One of the main challenges in attracting recruits has been the perception that the industry lacks significant career opportunities. Many employers hold that job applicants are not ‘work-ready’ and lack suitable qualifications. While some logistics companies are committed to funding and arranging training, there are many that are not. Many respondents believe that driver shortages could have a serious impact on the supply chain in the run up to Christmas.
Additionally, respondents were asked for their views on EU membership from their business’s perspective. A resounding 98% said that the U.K. should remain in the EU although this was tempered by over two-thirds of operators (69%) stating that the U.K. should renegotiate its current terms of membership.
Rob Riddleston, Head of Transport and Logistics at Barclays, commented, “Our surveys have demonstrated that the logistics sector is a bellwether for the U.K. economy. The slight dip in our current index, compared to the second half of last year, reflects more a pause for breath to take stock than any marked drop in optimism. The logistics sector’s outlook remains positive for the year ahead, with an impressive eight out of ten operators believing that the industry is in better shape now than it was five years ago.”

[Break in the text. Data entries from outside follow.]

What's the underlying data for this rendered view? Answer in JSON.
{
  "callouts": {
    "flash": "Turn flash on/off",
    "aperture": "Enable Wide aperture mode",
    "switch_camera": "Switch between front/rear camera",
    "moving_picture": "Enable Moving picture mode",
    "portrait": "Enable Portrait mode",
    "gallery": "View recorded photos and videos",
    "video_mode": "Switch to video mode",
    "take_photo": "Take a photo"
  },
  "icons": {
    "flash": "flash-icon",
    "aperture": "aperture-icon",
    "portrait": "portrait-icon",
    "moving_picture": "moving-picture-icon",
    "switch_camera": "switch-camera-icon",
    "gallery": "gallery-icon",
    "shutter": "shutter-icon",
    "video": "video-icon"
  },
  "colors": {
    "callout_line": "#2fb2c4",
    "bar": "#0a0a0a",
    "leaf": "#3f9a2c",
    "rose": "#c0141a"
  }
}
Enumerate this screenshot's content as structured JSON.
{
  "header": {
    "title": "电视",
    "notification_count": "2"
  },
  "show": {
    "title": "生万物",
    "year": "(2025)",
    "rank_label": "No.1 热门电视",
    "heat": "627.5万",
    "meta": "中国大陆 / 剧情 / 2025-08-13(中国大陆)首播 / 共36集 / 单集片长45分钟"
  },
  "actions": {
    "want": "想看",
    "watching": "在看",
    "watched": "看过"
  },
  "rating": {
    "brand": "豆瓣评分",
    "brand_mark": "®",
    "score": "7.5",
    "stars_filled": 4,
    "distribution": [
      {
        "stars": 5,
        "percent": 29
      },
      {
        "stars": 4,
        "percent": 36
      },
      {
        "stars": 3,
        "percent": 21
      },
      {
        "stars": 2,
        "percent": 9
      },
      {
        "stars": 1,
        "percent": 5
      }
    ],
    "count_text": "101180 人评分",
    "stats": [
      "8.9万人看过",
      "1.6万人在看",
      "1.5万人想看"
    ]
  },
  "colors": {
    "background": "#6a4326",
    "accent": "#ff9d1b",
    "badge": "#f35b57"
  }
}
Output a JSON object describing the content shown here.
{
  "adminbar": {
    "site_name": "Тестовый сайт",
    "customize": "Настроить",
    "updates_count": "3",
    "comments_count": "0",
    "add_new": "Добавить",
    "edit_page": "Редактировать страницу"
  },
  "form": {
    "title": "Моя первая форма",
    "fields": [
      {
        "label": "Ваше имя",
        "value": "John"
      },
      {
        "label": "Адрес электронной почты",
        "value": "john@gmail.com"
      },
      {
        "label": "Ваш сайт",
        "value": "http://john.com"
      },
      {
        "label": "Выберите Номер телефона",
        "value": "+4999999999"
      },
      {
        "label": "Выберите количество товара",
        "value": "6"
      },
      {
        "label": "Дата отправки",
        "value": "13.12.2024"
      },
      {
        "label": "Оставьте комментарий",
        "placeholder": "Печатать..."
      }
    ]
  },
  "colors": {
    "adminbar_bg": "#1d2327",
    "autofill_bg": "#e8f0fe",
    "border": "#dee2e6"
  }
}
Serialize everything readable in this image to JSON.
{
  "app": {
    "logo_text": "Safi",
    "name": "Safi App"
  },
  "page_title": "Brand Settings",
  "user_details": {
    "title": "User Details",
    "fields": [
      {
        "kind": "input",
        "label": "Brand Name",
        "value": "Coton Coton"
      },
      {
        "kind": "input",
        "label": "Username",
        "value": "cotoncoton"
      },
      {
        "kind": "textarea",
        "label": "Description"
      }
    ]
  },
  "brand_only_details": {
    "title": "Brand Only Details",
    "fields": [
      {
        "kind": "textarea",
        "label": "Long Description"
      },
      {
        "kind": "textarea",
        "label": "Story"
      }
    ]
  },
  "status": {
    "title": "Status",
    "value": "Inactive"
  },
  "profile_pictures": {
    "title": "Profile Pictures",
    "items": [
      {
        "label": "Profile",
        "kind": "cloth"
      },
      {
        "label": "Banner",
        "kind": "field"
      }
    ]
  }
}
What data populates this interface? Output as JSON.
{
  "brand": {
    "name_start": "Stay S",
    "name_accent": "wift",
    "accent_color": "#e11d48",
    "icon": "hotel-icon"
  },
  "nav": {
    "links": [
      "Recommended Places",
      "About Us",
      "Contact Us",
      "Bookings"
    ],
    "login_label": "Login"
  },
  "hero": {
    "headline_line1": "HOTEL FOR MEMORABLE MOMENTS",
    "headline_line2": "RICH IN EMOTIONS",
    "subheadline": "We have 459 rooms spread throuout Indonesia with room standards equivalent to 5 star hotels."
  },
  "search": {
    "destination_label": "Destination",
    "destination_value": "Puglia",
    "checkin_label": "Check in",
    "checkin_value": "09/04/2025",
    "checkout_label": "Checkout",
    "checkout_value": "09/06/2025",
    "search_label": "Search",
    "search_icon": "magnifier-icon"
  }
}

Philip Bird, Senior Director of Moore Stephens Corporate Finance, added, “Despite the continued optimism in the sector, challenges remain for operators. These include ongoing margin pressure, more onerous tendering procedures for contracts and the need to attract and retain new employees, especially drivers. Despite these challenges, growth opportunities do exist, in particular in e-commerce where more goods are going to more places and drop-off and collection points in the supply chain. Logistics operators in the e-commerce space need to have a unique and differentiated service offering to be successful, or they remain under threat from the likes of Amazon, who have been trialing their own ‘last mile’ delivery service in the U.S.”